Data
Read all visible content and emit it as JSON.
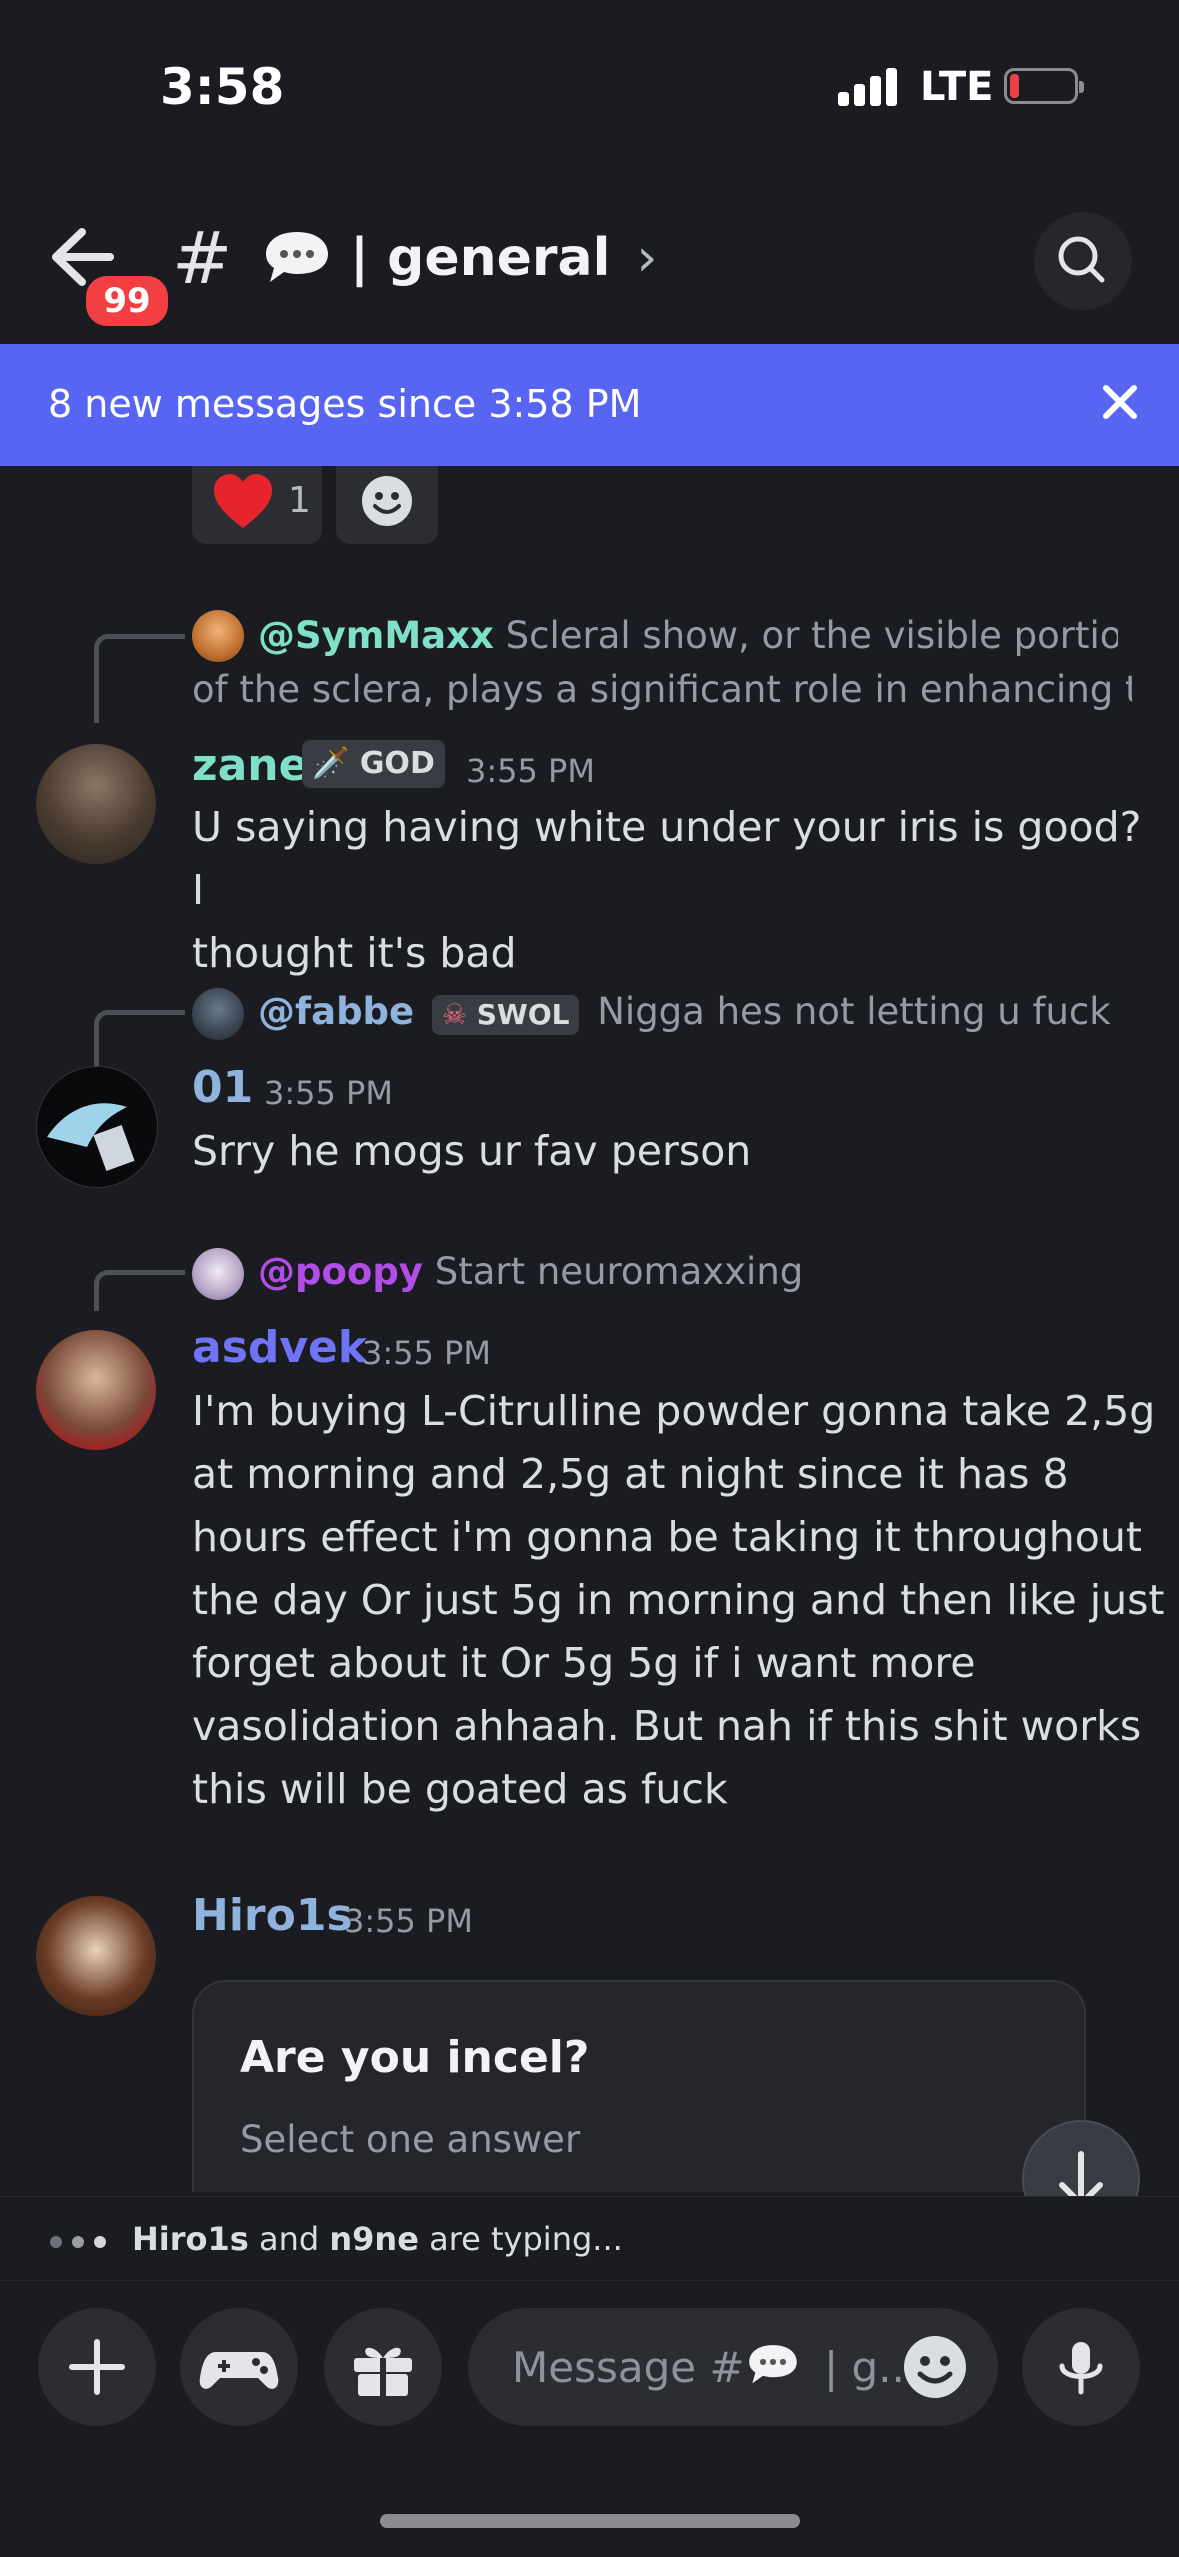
{
  "status_bar": {
    "time": "3:58",
    "network": "LTE"
  },
  "header": {
    "badge": "99",
    "hash": "#",
    "channel": "| general",
    "chevron": "›"
  },
  "banner": {
    "text": "8 new messages since 3:58 PM",
    "close": "✕"
  },
  "reactions": [
    {
      "emoji": "❤️",
      "count": "1"
    }
  ],
  "messages": [
    {
      "reply": {
        "user": "@SymMaxx",
        "text_line1": "Scleral show, or the visible portion",
        "text_line2": "of the sclera, plays a significant role in enhancing t..."
      },
      "user": "zane",
      "user_color": "#7fe0c8",
      "tag": "GOD",
      "time": "3:55 PM",
      "lines": [
        "U saying having white under your iris is good? I",
        "thought it's bad"
      ]
    },
    {
      "reply": {
        "user": "@fabbe",
        "tag": "SWOL",
        "text": "Nigga hes not letting u fuck"
      },
      "user": "01",
      "user_color": "#8fb3dc",
      "time": "3:55 PM",
      "lines": [
        "Srry he mogs ur fav person"
      ]
    },
    {
      "reply": {
        "user": "@poopy",
        "text": "Start neuromaxxing"
      },
      "user": "asdvek",
      "user_color": "#6e74f5",
      "time": "3:55 PM",
      "lines": [
        "I'm buying L-Citrulline powder gonna take 2,5g",
        "at morning and 2,5g at night since it has 8",
        "hours effect i'm gonna be taking it throughout",
        "the day Or just 5g in morning and then like just",
        "forget about it Or 5g 5g if i want more",
        "vasolidation ahhaah. But nah if this shit works",
        "this will be goated as fuck"
      ]
    },
    {
      "user": "Hiro1s",
      "user_color": "#8fb3dc",
      "time": "3:55 PM",
      "poll": {
        "question": "Are you incel?",
        "subtitle": "Select one answer"
      }
    }
  ],
  "typing": {
    "user1": "Hiro1s",
    "and": " and ",
    "user2": "n9ne",
    "suffix": " are typing..."
  },
  "composer": {
    "placeholder": "Message #",
    "placeholder_tail": "| g.."
  },
  "colors": {
    "blurple": "#5865f2",
    "background": "#1b1c21",
    "poopy": "#b14ee8",
    "symmaxx": "#7fe0c8",
    "fabbe": "#8fb3dc"
  }
}
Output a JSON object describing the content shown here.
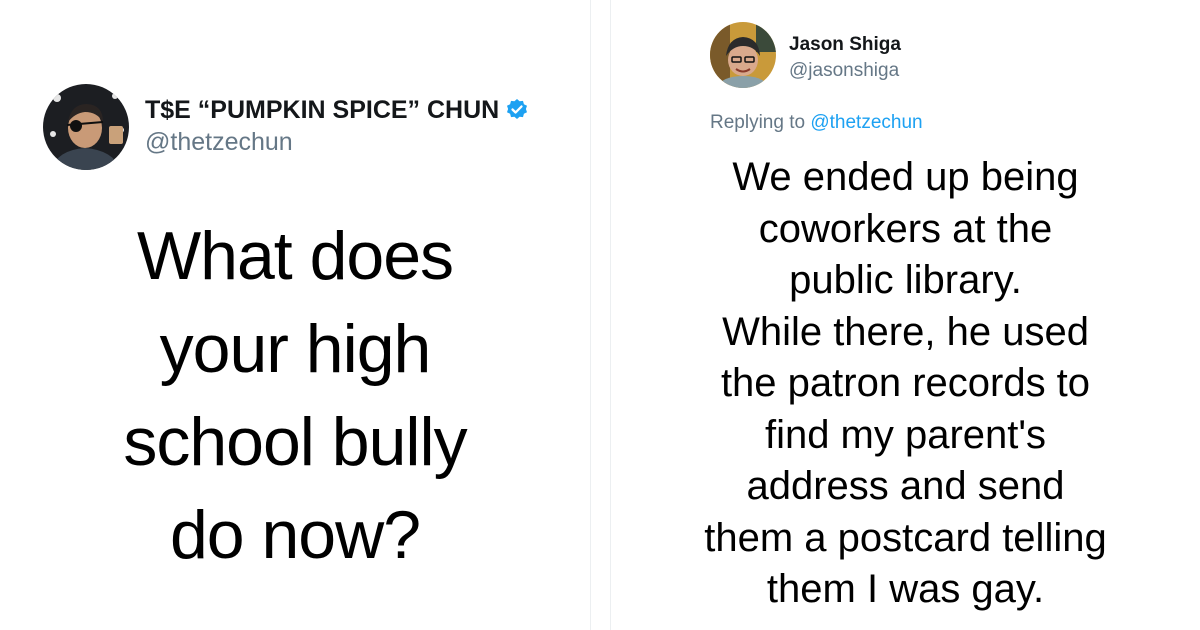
{
  "left_tweet": {
    "author": {
      "display_name": "T$E “PUMPKIN SPICE” CHUN",
      "handle": "@thetzechun",
      "verified": true,
      "avatar_icon": "user-avatar-photo"
    },
    "text_lines": [
      "What does",
      "your high",
      "school bully",
      "do now?"
    ]
  },
  "right_tweet": {
    "author": {
      "display_name": "Jason Shiga",
      "handle": "@jasonshiga",
      "avatar_icon": "user-avatar-photo"
    },
    "replying_to": {
      "prefix": "Replying to",
      "mention": "@thetzechun"
    },
    "text_lines": [
      "We ended up being",
      "coworkers at the",
      "public library.",
      "While there, he used",
      "the patron records to",
      "find my parent's",
      "address and send",
      "them a postcard telling",
      "them I was gay."
    ]
  },
  "colors": {
    "verified_badge": "#1da1f2",
    "link": "#1da1f2",
    "secondary_text": "#657786",
    "primary_text": "#14171a"
  }
}
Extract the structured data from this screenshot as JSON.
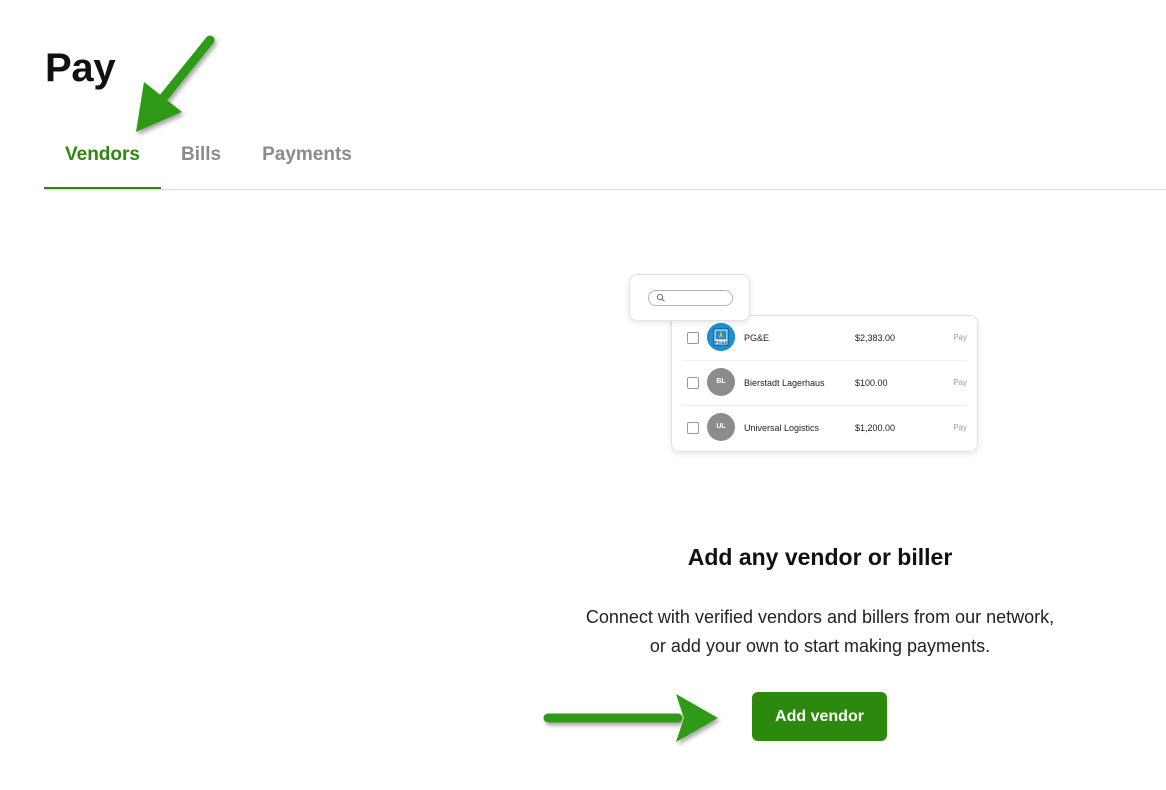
{
  "header": {
    "title": "Pay"
  },
  "tabs": [
    {
      "label": "Vendors",
      "active": true
    },
    {
      "label": "Bills",
      "active": false
    },
    {
      "label": "Payments",
      "active": false
    }
  ],
  "illustration": {
    "vendors": [
      {
        "avatar": "PG&E",
        "name": "PG&E",
        "amount": "$2,383.00",
        "action": "Pay",
        "logo": true
      },
      {
        "avatar": "BL",
        "name": "Bierstadt Lagerhaus",
        "amount": "$100.00",
        "action": "Pay",
        "logo": false
      },
      {
        "avatar": "UL",
        "name": "Universal Logistics",
        "amount": "$1,200.00",
        "action": "Pay",
        "logo": false
      }
    ]
  },
  "empty_state": {
    "title": "Add any vendor or biller",
    "description_line1": "Connect with verified vendors and billers from our network,",
    "description_line2": "or add your own to start making payments.",
    "button_label": "Add vendor"
  },
  "colors": {
    "accent": "#2b8a0e",
    "tab_inactive": "#8b8b8b",
    "annotation_arrow": "#2e9a17"
  }
}
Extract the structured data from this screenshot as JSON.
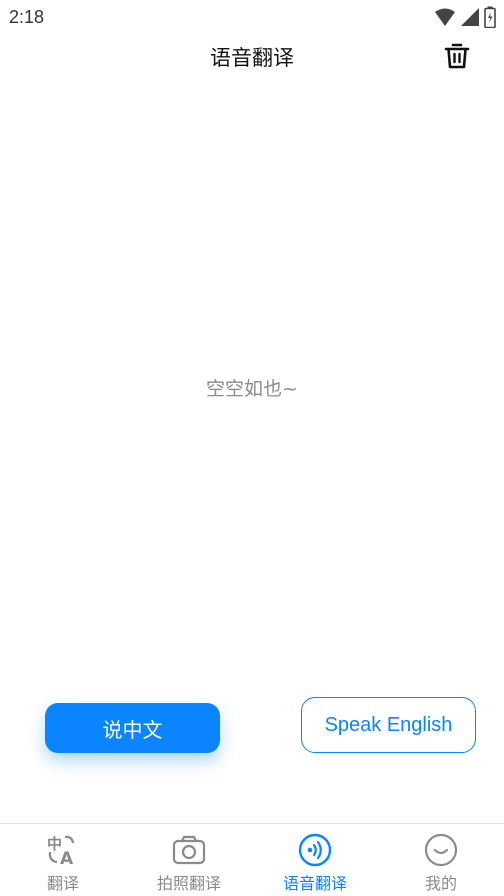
{
  "status_bar": {
    "time": "2:18"
  },
  "header": {
    "title": "语音翻译"
  },
  "main": {
    "empty_text": "空空如也~"
  },
  "buttons": {
    "speak_chinese": "说中文",
    "speak_english": "Speak English"
  },
  "tabs": [
    {
      "label": "翻译",
      "icon": "translate-icon",
      "active": false
    },
    {
      "label": "拍照翻译",
      "icon": "camera-icon",
      "active": false
    },
    {
      "label": "语音翻译",
      "icon": "voice-icon",
      "active": true
    },
    {
      "label": "我的",
      "icon": "smiley-icon",
      "active": false
    }
  ],
  "colors": {
    "accent": "#0a84ff",
    "inactive": "#8a8a8a"
  }
}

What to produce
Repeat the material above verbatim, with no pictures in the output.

Solved problem
Read all visible content and emit it as JSON.
{
  "status_bar": {
    "time": "3:58",
    "network": "LTE"
  },
  "header": {
    "badge": "99",
    "hash": "#",
    "channel": "| general",
    "chevron": "›"
  },
  "banner": {
    "text": "8 new messages since 3:58 PM",
    "close": "✕"
  },
  "reactions": [
    {
      "emoji": "❤️",
      "count": "1"
    }
  ],
  "messages": [
    {
      "reply": {
        "user": "@SymMaxx",
        "text_line1": "Scleral show, or the visible portion",
        "text_line2": "of the sclera, plays a significant role in enhancing t..."
      },
      "user": "zane",
      "user_color": "#7fe0c8",
      "tag": "GOD",
      "time": "3:55 PM",
      "lines": [
        "U saying having white under your iris is good? I",
        "thought it's bad"
      ]
    },
    {
      "reply": {
        "user": "@fabbe",
        "tag": "SWOL",
        "text": "Nigga hes not letting u fuck"
      },
      "user": "01",
      "user_color": "#8fb3dc",
      "time": "3:55 PM",
      "lines": [
        "Srry he mogs ur fav person"
      ]
    },
    {
      "reply": {
        "user": "@poopy",
        "text": "Start neuromaxxing"
      },
      "user": "asdvek",
      "user_color": "#6e74f5",
      "time": "3:55 PM",
      "lines": [
        "I'm buying L-Citrulline powder gonna take 2,5g",
        "at morning and 2,5g at night since it has 8",
        "hours effect i'm gonna be taking it throughout",
        "the day Or just 5g in morning and then like just",
        "forget about it Or 5g 5g if i want more",
        "vasolidation ahhaah. But nah if this shit works",
        "this will be goated as fuck"
      ]
    },
    {
      "user": "Hiro1s",
      "user_color": "#8fb3dc",
      "time": "3:55 PM",
      "poll": {
        "question": "Are you incel?",
        "subtitle": "Select one answer"
      }
    }
  ],
  "typing": {
    "user1": "Hiro1s",
    "and": " and ",
    "user2": "n9ne",
    "suffix": " are typing..."
  },
  "composer": {
    "placeholder": "Message #",
    "placeholder_tail": "| g.."
  },
  "colors": {
    "blurple": "#5865f2",
    "background": "#1b1c21",
    "poopy": "#b14ee8",
    "symmaxx": "#7fe0c8",
    "fabbe": "#8fb3dc"
  }
}
Output a JSON object describing the content shown here.
{
  "left_tweet": {
    "author": {
      "display_name": "T$E “PUMPKIN SPICE” CHUN",
      "handle": "@thetzechun",
      "verified": true,
      "avatar_icon": "user-avatar-photo"
    },
    "text_lines": [
      "What does",
      "your high",
      "school bully",
      "do now?"
    ]
  },
  "right_tweet": {
    "author": {
      "display_name": "Jason Shiga",
      "handle": "@jasonshiga",
      "avatar_icon": "user-avatar-photo"
    },
    "replying_to": {
      "prefix": "Replying to",
      "mention": "@thetzechun"
    },
    "text_lines": [
      "We ended up being",
      "coworkers at the",
      "public library.",
      "While there, he used",
      "the patron records to",
      "find my parent's",
      "address and send",
      "them a postcard telling",
      "them I was gay."
    ]
  },
  "colors": {
    "verified_badge": "#1da1f2",
    "link": "#1da1f2",
    "secondary_text": "#657786",
    "primary_text": "#14171a"
  }
}
Extract the structured data from this screenshot as JSON.
{
  "header": {
    "title": "Pay"
  },
  "tabs": [
    {
      "label": "Vendors",
      "active": true
    },
    {
      "label": "Bills",
      "active": false
    },
    {
      "label": "Payments",
      "active": false
    }
  ],
  "illustration": {
    "vendors": [
      {
        "avatar": "PG&E",
        "name": "PG&E",
        "amount": "$2,383.00",
        "action": "Pay",
        "logo": true
      },
      {
        "avatar": "BL",
        "name": "Bierstadt Lagerhaus",
        "amount": "$100.00",
        "action": "Pay",
        "logo": false
      },
      {
        "avatar": "UL",
        "name": "Universal Logistics",
        "amount": "$1,200.00",
        "action": "Pay",
        "logo": false
      }
    ]
  },
  "empty_state": {
    "title": "Add any vendor or biller",
    "description_line1": "Connect with verified vendors and billers from our network,",
    "description_line2": "or add your own to start making payments.",
    "button_label": "Add vendor"
  },
  "colors": {
    "accent": "#2b8a0e",
    "tab_inactive": "#8b8b8b",
    "annotation_arrow": "#2e9a17"
  }
}
Extract the structured data from this screenshot as JSON.
{
  "status_bar": {
    "time": "2:18"
  },
  "header": {
    "title": "语音翻译"
  },
  "main": {
    "empty_text": "空空如也~"
  },
  "buttons": {
    "speak_chinese": "说中文",
    "speak_english": "Speak English"
  },
  "tabs": [
    {
      "label": "翻译",
      "icon": "translate-icon",
      "active": false
    },
    {
      "label": "拍照翻译",
      "icon": "camera-icon",
      "active": false
    },
    {
      "label": "语音翻译",
      "icon": "voice-icon",
      "active": true
    },
    {
      "label": "我的",
      "icon": "smiley-icon",
      "active": false
    }
  ],
  "colors": {
    "accent": "#0a84ff",
    "inactive": "#8a8a8a"
  }
}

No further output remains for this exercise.